── Records for this exercise

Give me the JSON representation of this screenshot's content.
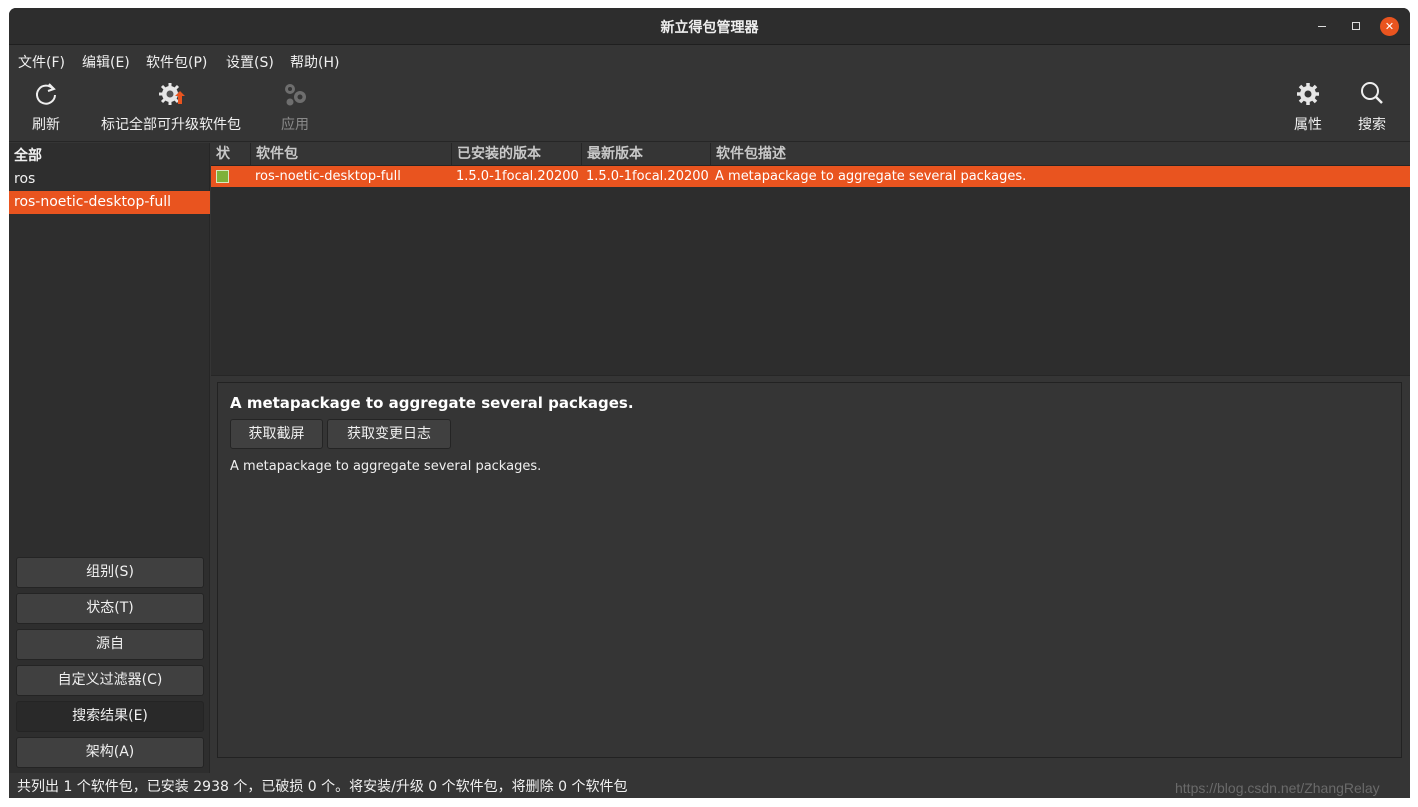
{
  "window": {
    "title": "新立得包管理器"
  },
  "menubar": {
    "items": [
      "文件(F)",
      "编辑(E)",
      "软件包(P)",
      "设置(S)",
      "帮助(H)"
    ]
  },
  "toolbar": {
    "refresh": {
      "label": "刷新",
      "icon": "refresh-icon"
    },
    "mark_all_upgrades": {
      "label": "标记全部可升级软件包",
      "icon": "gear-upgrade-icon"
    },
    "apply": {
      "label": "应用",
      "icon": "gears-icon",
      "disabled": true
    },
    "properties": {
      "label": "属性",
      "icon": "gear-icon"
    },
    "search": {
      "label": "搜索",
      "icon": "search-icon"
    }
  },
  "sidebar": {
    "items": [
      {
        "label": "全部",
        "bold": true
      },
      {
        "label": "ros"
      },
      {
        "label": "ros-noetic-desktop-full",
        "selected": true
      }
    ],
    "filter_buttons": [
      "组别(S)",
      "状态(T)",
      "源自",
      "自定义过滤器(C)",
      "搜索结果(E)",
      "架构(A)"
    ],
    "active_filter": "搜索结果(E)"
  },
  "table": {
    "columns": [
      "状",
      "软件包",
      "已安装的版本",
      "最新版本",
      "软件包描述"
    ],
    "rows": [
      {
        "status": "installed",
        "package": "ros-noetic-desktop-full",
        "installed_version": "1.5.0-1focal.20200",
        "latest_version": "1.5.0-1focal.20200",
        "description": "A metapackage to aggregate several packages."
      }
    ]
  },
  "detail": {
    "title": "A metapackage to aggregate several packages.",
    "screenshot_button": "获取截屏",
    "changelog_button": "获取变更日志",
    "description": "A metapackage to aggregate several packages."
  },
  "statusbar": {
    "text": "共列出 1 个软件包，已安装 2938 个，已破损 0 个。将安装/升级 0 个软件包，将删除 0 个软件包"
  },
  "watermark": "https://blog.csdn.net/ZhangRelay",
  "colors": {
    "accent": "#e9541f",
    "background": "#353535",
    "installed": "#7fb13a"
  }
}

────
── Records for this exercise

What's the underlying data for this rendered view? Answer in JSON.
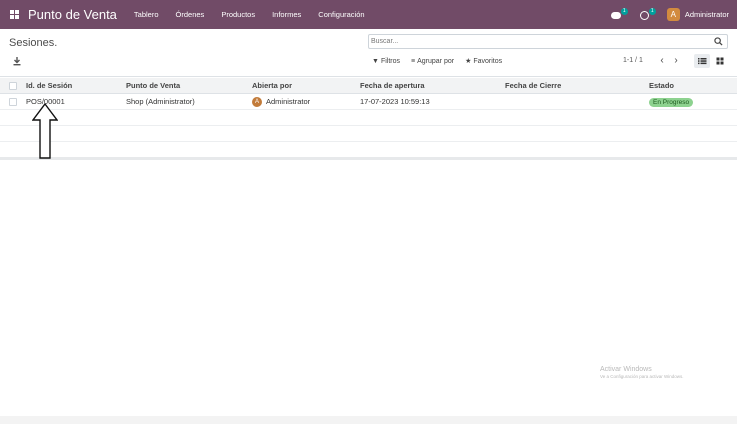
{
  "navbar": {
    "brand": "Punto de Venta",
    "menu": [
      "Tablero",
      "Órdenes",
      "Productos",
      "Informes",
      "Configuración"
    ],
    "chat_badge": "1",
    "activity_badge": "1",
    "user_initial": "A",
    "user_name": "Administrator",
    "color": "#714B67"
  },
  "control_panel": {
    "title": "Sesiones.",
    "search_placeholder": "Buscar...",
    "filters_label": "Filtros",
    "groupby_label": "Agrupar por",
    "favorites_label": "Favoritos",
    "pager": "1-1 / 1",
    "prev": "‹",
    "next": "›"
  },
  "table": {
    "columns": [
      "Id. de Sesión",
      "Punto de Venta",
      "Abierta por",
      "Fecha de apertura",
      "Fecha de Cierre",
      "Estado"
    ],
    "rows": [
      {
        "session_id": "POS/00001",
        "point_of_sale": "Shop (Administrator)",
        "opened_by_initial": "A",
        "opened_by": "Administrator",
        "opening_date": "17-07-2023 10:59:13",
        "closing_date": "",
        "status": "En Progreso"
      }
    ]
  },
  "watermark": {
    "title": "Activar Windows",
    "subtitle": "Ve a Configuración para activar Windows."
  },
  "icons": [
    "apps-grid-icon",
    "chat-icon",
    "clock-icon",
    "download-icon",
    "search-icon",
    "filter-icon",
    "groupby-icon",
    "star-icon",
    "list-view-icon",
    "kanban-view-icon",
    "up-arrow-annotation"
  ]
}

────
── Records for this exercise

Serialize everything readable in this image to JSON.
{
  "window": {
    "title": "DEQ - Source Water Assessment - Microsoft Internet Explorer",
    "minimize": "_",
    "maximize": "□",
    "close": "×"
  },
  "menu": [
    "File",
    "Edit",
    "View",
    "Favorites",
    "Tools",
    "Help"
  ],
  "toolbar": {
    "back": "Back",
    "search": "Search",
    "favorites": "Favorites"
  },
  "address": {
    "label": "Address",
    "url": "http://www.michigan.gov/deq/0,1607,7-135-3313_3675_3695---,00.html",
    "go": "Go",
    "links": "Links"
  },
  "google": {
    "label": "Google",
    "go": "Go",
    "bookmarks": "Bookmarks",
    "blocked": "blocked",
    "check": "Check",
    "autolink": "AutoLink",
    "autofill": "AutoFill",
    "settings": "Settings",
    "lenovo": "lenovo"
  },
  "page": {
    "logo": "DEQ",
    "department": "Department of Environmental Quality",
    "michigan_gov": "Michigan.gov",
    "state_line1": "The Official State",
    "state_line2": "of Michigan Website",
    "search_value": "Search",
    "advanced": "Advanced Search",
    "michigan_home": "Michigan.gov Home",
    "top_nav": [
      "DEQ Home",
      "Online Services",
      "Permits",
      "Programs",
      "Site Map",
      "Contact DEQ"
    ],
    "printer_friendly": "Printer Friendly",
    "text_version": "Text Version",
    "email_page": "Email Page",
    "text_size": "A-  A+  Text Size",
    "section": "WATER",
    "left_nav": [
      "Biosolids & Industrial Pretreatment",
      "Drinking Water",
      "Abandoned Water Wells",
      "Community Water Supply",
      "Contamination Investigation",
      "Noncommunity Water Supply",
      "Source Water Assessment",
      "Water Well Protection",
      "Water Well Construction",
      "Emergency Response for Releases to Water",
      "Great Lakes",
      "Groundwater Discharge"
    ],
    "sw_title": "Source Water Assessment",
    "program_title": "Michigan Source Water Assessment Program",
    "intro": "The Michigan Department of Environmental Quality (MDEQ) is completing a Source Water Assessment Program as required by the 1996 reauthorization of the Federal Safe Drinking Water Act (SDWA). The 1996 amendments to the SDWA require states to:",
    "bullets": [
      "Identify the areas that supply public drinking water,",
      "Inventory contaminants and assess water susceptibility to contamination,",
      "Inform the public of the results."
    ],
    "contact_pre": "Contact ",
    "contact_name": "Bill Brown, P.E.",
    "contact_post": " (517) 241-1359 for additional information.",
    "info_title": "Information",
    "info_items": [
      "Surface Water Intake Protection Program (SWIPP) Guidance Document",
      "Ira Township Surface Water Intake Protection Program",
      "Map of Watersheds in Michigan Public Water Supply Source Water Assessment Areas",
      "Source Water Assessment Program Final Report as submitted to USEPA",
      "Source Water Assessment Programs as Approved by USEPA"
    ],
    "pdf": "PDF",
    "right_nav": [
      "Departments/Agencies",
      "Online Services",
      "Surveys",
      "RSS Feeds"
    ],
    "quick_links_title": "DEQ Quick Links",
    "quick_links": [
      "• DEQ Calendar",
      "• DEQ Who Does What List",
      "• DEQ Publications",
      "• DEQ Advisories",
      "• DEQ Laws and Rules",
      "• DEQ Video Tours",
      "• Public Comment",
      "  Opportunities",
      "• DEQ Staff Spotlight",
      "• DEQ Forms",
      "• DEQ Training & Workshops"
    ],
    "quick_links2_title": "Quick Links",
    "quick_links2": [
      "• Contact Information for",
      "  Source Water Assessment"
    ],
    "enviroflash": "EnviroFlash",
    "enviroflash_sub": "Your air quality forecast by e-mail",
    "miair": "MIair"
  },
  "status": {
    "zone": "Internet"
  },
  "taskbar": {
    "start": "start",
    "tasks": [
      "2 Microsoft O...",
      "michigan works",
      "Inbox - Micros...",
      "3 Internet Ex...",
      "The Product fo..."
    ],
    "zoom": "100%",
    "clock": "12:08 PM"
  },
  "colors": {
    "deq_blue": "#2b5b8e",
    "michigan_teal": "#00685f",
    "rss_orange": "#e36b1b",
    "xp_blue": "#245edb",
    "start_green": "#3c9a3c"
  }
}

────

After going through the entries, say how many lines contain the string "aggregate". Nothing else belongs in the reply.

3